Knowledge is your best defense. Keep up to date with the latest wire fraud tactics and scams by following trusted sources such as the FTC, FBI, and cybersecurity blogs. Awareness is key to recognizing potential threats. 

  • Verify Requests

Always verify the authenticity of any request for funds, especially if it comes via email. Contact the person or organization directly using the contact information you find independently, not the information provided in the suspicious message.

  • Double-Check Account Details

Before initiating a wire transfer, double-check the recipient’s account details. Even a small mistake in the account number or recipient name can lead to funds being sent to the wrong place. 

  • Use Multi-Factor Authentication (MFA)

Whenever possible, enable MFA for your financial and email accounts. This adds an extra layer of security by requiring you to provide a second verification method, such as a one-time code sent to your phone.

  • Educate Your Team

If you run a business, educate your employees about wire fraud risks and the importance of verifying financial requests. Implement clear protocols for verifying any wire transfer requests received via email.

  • Secure Your Devices

Ensure your devices have up-to-date antivirus software and firewalls. Regularly update your operating systems and applications to patch security vulnerabilities.

  • Be Cautious with Links and Attachments

Avoid clicking on links or opening attachments in unsolicited emails. Cybercriminals often use these methods to spread malware or phishing scams.

What to Do If You’re a Victim

Despite your best efforts, you might still fall victim to wire fraud. In such cases, swift action is essential:

1. Contact Your Bank/Financial Institution

Immediately contact your bank or financial institution to report the fraudulent transaction. They may be able to halt the transfer or initiate an investigation.
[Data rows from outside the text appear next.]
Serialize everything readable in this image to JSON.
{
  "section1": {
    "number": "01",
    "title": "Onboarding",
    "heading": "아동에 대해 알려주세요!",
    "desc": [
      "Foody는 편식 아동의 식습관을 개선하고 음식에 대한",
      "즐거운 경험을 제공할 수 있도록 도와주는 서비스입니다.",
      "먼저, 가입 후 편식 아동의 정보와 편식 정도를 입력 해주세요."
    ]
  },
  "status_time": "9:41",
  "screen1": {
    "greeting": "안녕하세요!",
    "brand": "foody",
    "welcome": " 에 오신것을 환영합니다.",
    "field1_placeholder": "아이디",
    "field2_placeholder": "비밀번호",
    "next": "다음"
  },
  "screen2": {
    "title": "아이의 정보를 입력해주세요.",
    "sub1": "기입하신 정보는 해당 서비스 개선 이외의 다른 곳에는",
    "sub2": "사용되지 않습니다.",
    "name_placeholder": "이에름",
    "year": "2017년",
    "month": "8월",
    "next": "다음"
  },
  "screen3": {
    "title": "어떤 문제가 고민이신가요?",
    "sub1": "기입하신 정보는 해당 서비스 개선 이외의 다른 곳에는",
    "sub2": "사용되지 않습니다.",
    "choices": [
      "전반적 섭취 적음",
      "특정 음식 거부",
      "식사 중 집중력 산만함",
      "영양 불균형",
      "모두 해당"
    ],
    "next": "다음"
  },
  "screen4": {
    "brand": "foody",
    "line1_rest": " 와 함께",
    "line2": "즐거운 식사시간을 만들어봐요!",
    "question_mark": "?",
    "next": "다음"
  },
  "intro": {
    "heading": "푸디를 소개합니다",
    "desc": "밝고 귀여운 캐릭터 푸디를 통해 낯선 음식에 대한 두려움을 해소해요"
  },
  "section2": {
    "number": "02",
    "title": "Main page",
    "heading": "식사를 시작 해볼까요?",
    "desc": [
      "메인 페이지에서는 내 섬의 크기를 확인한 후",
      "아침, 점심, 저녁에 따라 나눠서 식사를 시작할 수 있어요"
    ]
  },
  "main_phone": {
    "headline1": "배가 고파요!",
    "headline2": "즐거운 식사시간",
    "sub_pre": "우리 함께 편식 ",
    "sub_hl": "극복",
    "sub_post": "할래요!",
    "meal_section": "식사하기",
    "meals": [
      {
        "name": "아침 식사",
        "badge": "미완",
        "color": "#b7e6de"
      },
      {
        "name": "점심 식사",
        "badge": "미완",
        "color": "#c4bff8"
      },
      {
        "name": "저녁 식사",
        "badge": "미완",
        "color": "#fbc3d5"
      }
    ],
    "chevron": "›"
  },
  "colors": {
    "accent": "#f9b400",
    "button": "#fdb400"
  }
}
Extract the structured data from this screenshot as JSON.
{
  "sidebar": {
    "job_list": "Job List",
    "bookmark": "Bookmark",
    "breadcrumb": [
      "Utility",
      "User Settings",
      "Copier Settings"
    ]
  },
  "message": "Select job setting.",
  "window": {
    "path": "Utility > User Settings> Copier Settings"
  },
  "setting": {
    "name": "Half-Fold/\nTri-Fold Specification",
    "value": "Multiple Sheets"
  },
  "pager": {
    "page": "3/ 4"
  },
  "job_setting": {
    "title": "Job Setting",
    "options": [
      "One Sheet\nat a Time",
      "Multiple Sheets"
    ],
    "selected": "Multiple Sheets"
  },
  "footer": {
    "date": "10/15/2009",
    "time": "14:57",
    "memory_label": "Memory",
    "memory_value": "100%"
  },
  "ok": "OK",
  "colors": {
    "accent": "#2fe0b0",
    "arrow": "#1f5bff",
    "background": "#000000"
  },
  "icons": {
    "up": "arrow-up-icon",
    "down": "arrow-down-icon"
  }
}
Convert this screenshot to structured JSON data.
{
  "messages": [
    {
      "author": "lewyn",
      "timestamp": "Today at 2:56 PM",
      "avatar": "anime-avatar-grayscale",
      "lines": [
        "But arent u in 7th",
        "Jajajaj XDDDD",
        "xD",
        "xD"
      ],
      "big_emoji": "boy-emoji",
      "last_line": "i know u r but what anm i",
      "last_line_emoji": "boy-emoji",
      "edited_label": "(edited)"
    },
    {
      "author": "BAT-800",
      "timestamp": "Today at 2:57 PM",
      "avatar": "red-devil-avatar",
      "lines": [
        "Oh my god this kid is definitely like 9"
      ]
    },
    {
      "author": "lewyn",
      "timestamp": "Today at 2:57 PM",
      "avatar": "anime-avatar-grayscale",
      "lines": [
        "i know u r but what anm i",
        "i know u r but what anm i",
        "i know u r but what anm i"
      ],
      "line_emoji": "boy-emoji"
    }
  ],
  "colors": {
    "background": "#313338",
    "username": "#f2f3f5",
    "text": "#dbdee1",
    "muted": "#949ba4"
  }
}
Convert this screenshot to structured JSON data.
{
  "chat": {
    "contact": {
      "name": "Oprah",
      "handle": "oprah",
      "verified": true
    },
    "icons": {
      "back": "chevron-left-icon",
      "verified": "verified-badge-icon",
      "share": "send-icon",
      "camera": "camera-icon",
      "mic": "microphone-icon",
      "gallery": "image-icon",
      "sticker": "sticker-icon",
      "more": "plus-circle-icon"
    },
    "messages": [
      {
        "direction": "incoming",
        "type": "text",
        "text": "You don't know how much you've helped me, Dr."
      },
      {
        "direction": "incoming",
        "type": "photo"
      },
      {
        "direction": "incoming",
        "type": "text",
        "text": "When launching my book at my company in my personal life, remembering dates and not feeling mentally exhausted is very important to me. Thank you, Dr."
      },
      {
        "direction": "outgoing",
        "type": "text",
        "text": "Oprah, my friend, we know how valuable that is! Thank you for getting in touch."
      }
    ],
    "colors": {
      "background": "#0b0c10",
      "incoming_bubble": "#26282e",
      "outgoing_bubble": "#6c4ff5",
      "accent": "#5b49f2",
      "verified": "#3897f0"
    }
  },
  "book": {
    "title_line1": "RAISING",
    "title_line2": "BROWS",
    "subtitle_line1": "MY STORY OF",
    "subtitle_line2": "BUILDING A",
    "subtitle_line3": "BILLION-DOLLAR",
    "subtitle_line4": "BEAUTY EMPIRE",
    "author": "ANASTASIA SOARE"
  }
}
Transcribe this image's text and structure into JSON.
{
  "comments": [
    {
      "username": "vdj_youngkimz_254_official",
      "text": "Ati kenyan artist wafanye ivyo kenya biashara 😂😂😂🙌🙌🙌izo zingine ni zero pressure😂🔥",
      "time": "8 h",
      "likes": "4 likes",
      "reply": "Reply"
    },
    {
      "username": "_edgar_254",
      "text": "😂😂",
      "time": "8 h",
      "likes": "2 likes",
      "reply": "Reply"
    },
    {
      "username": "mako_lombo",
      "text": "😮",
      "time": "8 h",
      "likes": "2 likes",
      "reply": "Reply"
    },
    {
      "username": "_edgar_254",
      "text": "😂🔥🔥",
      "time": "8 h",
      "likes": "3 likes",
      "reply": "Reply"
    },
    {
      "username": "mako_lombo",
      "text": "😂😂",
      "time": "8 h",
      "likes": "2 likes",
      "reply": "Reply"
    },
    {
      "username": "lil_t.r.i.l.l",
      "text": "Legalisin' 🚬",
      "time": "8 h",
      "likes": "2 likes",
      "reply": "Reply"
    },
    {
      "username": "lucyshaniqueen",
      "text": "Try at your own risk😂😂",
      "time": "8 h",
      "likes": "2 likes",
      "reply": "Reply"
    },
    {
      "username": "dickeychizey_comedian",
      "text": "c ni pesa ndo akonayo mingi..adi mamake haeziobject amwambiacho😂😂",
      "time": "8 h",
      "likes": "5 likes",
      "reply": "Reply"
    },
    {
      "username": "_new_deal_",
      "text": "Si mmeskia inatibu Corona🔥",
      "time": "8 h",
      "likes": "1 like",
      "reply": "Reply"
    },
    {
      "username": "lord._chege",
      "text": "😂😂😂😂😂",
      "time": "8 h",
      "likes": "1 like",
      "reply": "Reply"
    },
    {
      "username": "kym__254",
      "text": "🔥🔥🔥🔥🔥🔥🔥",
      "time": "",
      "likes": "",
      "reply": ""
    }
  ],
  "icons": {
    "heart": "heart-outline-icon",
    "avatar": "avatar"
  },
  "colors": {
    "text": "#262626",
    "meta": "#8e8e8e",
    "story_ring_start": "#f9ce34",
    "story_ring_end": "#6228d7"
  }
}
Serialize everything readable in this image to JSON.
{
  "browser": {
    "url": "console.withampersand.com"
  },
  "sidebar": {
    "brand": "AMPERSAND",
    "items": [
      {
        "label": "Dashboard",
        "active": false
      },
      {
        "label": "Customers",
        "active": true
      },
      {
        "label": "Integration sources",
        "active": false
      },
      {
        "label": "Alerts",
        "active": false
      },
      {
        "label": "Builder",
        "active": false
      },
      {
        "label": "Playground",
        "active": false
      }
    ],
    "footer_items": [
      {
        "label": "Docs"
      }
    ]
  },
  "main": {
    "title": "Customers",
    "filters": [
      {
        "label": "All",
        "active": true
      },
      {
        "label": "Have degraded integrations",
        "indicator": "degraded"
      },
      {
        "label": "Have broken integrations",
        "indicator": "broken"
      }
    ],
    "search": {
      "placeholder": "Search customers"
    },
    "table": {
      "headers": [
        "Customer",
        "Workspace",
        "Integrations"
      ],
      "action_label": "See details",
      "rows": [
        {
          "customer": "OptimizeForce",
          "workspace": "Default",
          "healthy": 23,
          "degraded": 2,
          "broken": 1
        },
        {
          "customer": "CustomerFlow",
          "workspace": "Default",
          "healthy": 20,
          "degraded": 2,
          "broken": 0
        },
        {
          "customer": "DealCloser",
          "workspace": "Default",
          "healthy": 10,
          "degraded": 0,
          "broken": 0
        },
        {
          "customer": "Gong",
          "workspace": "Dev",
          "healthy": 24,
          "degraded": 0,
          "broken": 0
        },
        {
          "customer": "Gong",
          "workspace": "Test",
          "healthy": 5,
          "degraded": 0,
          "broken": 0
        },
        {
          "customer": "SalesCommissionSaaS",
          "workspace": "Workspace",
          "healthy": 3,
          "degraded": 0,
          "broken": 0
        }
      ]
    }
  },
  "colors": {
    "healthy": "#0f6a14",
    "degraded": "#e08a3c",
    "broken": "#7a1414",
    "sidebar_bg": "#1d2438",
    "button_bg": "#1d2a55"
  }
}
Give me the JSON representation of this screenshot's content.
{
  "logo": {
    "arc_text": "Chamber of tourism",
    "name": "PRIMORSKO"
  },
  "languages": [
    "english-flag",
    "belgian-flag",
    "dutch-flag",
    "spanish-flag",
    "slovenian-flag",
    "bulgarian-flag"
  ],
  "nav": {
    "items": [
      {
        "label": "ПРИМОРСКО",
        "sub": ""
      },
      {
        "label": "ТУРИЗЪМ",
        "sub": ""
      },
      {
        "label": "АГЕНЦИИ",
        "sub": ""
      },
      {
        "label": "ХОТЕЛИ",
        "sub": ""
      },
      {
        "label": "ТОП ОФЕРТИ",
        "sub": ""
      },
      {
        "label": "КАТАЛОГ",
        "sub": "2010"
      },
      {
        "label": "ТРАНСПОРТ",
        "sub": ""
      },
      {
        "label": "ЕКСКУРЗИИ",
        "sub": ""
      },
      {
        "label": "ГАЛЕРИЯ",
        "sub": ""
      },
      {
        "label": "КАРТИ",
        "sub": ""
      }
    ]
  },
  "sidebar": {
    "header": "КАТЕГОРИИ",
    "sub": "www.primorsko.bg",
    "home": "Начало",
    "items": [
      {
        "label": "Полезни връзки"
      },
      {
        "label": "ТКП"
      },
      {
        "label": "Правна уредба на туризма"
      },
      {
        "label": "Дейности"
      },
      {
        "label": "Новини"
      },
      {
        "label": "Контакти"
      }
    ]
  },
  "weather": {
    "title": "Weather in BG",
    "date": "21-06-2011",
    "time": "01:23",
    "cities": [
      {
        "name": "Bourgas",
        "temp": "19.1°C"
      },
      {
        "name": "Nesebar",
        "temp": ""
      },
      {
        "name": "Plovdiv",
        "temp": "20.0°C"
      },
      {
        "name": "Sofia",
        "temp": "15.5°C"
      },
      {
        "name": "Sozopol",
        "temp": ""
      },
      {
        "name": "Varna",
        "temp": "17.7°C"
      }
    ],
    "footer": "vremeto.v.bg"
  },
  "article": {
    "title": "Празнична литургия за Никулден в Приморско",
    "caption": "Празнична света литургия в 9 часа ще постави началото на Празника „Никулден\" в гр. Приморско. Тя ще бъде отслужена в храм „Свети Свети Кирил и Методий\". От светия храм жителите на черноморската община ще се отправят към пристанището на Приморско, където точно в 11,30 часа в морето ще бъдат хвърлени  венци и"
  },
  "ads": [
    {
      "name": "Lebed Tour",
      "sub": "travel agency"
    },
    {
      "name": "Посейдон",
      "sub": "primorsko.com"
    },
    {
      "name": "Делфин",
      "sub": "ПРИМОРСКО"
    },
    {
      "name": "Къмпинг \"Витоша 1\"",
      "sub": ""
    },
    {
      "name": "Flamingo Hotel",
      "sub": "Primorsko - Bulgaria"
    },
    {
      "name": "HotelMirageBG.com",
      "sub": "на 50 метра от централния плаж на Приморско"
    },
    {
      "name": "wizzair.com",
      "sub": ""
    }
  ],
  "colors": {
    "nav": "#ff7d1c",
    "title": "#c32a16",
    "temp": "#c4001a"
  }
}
2. File a Report

Report the wire fraud incident to your local law enforcement agency and federal agencies like the FBI and FTC. This documentation can be crucial in tracking down criminals.

3. Monitor Your Accounts

Regularly monitor your financial accounts for any suspicious activity. Many institutions offer account alerts that notify you of large withdrawals or transfers.

4. Seek Legal Advice

Consult an attorney with expertise in cybercrime and wire fraud to explore legal avenues for recovering your funds.

Watch On-Demand Webinar – Wire Fraud 101: A Primer on Wire Fraud and How to Protect Your Business

Watch our on-demand webinar on Wire Fraud, to learn essential strategies and best practices for safeguarding your business against the ever-present threat of wire fraud – WATCH WEBINAR.

Blog-Wire Fraud 101 - A Primer on Wire Fraud and How to Protect Your Business

Wire Fraud Bootcamp For Your Teams

Are you interested in personalized training or boot camps for your employees to help them better understand the risks associated with Wire Fraud and how to prevent it?

WATI offers highly customizable training options and employee boot camps to empower your staff to equip your team with the know-how to recognize and mitigate Wire Fraud risks. Talk to one of the industry-leading Wire Fraud experts – SCHEDULE A MEETING.


Wire fraud is a pervasive and evolving threat in our interconnected world. By understanding how it works, staying vigilant, and taking proactive measures to protect yourself, you can reduce the risk of becoming a victim. Remember that awareness and caution are your strongest allies in the fight against wire fraud. Stay informed, stay secure, and keep your hard-earned money where it belongs—safe from the hands of cybercriminals.